8. We are not going to insist that volunteers sign up to and comply with child protection policies  – of course we have the best interests of children at heart – so why complicate things?

9. work permits – don’t worry – you can slip in under the radar on a tourist visa – who will know?

10. talking about work, who cares whether volunteers have the right insurance or not? Insurance is only a problem when there’s a problem.

11. What a time waster all that work we put into ensuring that volunteers are contributing skills the projects needs – so what if the 1000th volunteer is singing “head, shoulders, knees and toes” for the unmpteenth time with the children? They’re all having fun aren’t they? And building programmes – we are going to start those – obviously local people don’t know how to rebuild a bridge or a toilet block over and over again.

12. And most important of all – all children should be loved and hugged – by anyone

13. and finally – perhaps our biggest mistake – none of our volunteers get a T-shirt that says “I saved the world” … well I’ve just put an order for 2000 in – so come on down!

(and I must do a hat tip to Justin Francis at www.responsibletravel.com who wrote a piece many years ago explaining why he was turning his back on responsible travel – sorry Justin can’t find it – if you do Im happy to link to it here!)

“Should I volunteer abroad?” – an article we contributed to

Wednesday, January 21st, 2015

people and places placements director, Kate, has been interviewed by World Travel Guide for an article about the plusses and minuses of choosing to volunteer abroad …

Should I volunteer abroad?

Should I volunteer abroad?

 

 

“We believe that a carefully placed, thoroughly screened, well-prepared, skilled volunteer can – and does – have a positive impact,” says Stefanko. 

All volunteers through People and Places have to apply for a position. Then, if accepted, the volunteer is matched with a … project that can benefit from their skill set.”

 

read the full article here

Volunteer publication is a must read and not just because………..

Tuesday, December 16th, 2014

……….Sallie contributed.

This publication – Adventures Less Ordinary: How to Travel and Do Good – is  due out in January and promises to be an important read, drawing on the combined expertise of two dozen leading voices advocating for travel that makes a difference. It’s for travellers,volunteers, volunteer sending and receiving organisations and academics. The list of contributors is impressive – people who have a wealth of knowledge about volunteer travel. Register for  a copy on publication here

 

Here is  Sallie’s contribution –

 

While You Act: Make Bullied Communities and Disappointed Volunteers Things of the Past

By Sallie Graysonsallie headshotSMALL

 

While many have celebrated the merging of community service with tourism, others are highly critical and correctly so. Three particular issues need close investigation:

 

(1) Where does the money go?

(2) Do the negative impacts outweigh the positives for local communities?

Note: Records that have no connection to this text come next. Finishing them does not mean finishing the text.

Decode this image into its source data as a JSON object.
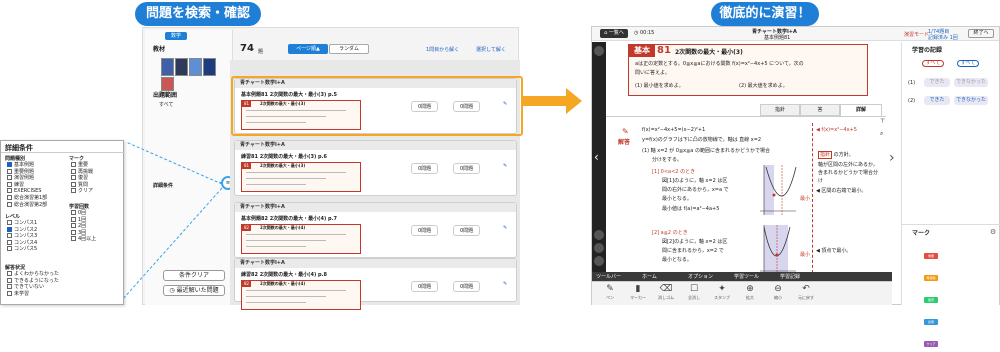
{
  "left": {
    "title_pill": "問題を検索・確認",
    "sidebar": {
      "tab": "数学",
      "section_material": "教材",
      "section_range": "出題範囲",
      "range_value": "すべて",
      "section_detail": "詳細条件",
      "clear_button": "条件クリア",
      "recent_button": "最近解いた問題"
    },
    "toolbar": {
      "count": "74",
      "count_unit": "題",
      "sort_page": "ページ順▲",
      "sort_random": "ランダム",
      "open_all": "1問目から解く",
      "open_selected": "選択して解く"
    },
    "detail_panel": {
      "title": "詳細条件",
      "col1_heading": "問題種別",
      "col1_items": [
        {
          "label": "基本例題",
          "checked": true
        },
        {
          "label": "重要例題",
          "checked": false
        },
        {
          "label": "演習例題",
          "checked": false
        },
        {
          "label": "練習",
          "checked": false
        },
        {
          "label": "EXERCISES",
          "checked": false
        },
        {
          "label": "総合演習第1部",
          "checked": false
        },
        {
          "label": "総合演習第2部",
          "checked": false
        }
      ],
      "col2_heading": "マーク",
      "col2_items": [
        {
          "label": "重要",
          "checked": false
        },
        {
          "label": "再挑戦",
          "checked": false
        },
        {
          "label": "復習",
          "checked": false
        },
        {
          "label": "質問",
          "checked": false
        },
        {
          "label": "クリア",
          "checked": false
        }
      ],
      "level_heading": "レベル",
      "level_items": [
        {
          "label": "コンパス1",
          "checked": false
        },
        {
          "label": "コンパス2",
          "checked": true
        },
        {
          "label": "コンパス3",
          "checked": false
        },
        {
          "label": "コンパス4",
          "checked": false
        },
        {
          "label": "コンパス5",
          "checked": false
        }
      ],
      "count_heading": "学習回数",
      "count_items": [
        {
          "label": "0回",
          "checked": false
        },
        {
          "label": "1回",
          "checked": false
        },
        {
          "label": "2回",
          "checked": false
        },
        {
          "label": "3回",
          "checked": false
        },
        {
          "label": "4回以上",
          "checked": false
        }
      ],
      "state_heading": "解答状況",
      "state_items": [
        {
          "label": "よくわからなかった",
          "checked": false
        },
        {
          "label": "できるようになった",
          "checked": false
        },
        {
          "label": "できていない",
          "checked": false
        },
        {
          "label": "未学習",
          "checked": false
        }
      ]
    },
    "cards": [
      {
        "book": "青チャート数学Ⅰ+A",
        "title": "基本例題81 2次関数の最大・最小(3) p.5",
        "badge": "81",
        "problem": "2次関数の最大・最小(3)",
        "btn1": "0問題",
        "btn2": "0問題"
      },
      {
        "book": "青チャート数学Ⅰ+A",
        "title": "練習81 2次関数の最大・最小(3) p.6",
        "badge": "81",
        "problem": "2次関数の最大・最小(3)",
        "btn1": "0問題",
        "btn2": "0問題"
      },
      {
        "book": "青チャート数学Ⅰ+A",
        "title": "基本例題82 2次関数の最大・最小(4) p.7",
        "badge": "82",
        "problem": "2次関数の最大・最小(4)",
        "btn1": "0問題",
        "btn2": "0問題"
      },
      {
        "book": "青チャート数学Ⅰ+A",
        "title": "練習82 2次関数の最大・最小(4) p.8",
        "badge": "82",
        "problem": "2次関数の最大・最小(4)",
        "btn1": "0問題",
        "btn2": "0問題"
      }
    ]
  },
  "right": {
    "title_pill": "徹底的に演習！",
    "header": {
      "home": "一覧へ",
      "timer": "00:15",
      "book_title": "青チャート数学Ⅰ+A",
      "sub_title": "基本例題81",
      "progress1": "1/74題目",
      "progress2": "記録済み 1回",
      "exit": "終了へ",
      "mode": "演習モード"
    },
    "problem": {
      "category": "基本",
      "number": "81",
      "title": "2次関数の最大・最小(3)",
      "text1": "aは正の定数とする。0≦x≦aにおける関数 f(x)=x²−4x+5 について，次の",
      "text2": "問いに答えよ。",
      "q1": "(1) 最小値を求めよ。",
      "q2": "(2) 最大値を求めよ。"
    },
    "tabs": [
      "指針",
      "答",
      "詳解"
    ],
    "solution": {
      "label": "解答",
      "line1": "f(x)=x²−4x+5=(x−2)²+1",
      "line2": "y=f(x)のグラフは下に凸の放物線で，軸は 直線 x=2",
      "line3": "(1) 軸 x=2 が 0≦x≦a の範囲に含まれるかどうかで場合",
      "line4": "分けをする。",
      "case1": "[1] 0<a<2 のとき",
      "case1a": "図[1]のように，軸 x=2 は区",
      "case1b": "間の右外にあるから，x=a で",
      "case1c": "最小となる。",
      "case1d": "最小値は f(a)=a²−4a+5",
      "case2": "[2] a≧2 のとき",
      "case2a": "図[2]のように，軸 x=2 は区",
      "case2b": "間に含まれるから，x=2 で",
      "case2c": "最小となる。",
      "side1": "◀ f(x)=x²−4x+5",
      "side2": "指針",
      "side3": "の方針。",
      "side4": "軸が区間の左外にあるか，含まれるかどうかで場合分け",
      "side5": "◀ 区間の右端で最小。",
      "side6": "◀ 頂点で最小。",
      "graph_label1": "最小",
      "graph_label2": "最小"
    },
    "bottom_tabs": [
      "ツールバー",
      "ホーム",
      "オプション",
      "学習ツール",
      "学習記録"
    ],
    "tools": [
      "ペン",
      "マーカー",
      "消しゴム",
      "全消し",
      "スタンプ",
      "拡大",
      "縮小",
      "元に戻す"
    ],
    "record": {
      "title": "学習の記録",
      "row1": "(1)",
      "row2": "(2)",
      "btn_ok": "できた",
      "btn_bad": "できなかった",
      "top1": "すべて",
      "top2": "すべて",
      "mark_title": "マーク",
      "marks": [
        "重要",
        "再挑戦",
        "復習",
        "質問",
        "クリア"
      ]
    },
    "colors": {
      "accent": "#1f7fd6",
      "problem_red": "#c0392b",
      "highlight_orange": "#f5a623",
      "mark_colors": [
        "#e74c3c",
        "#f39c12",
        "#2ecc71",
        "#3498db",
        "#9b59b6"
      ]
    }
  }
}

(3) How much do the local communities know?

 

In search of clarity about these issues and more, potential volunteers and fundraising motivators need to ask questions. But they need to be the right questions!

(more…)

If you volunteer abroad with people and places you will be part of a plan!

Friday, December 12th, 2014

Here at people and places, we constantly try to raise the bar to ensure volunteering is the best it can be for the projects we

a win-win situation

a win-win situation

work with and you the volunteer.

Our latest initiative is to publish on our site the goals and achievements for our volunteer programmes.

Each project on our site has a link to what we call, grandly, the development plan. Dianne has worked closely with the projects to design these – they outline the goals (as set by the projects) of the volunteer programme and how volunteers can and do contribute.

We believe we are the first volunteer organisation to do this – are we wrong?

Here is an example Schools Support South Africa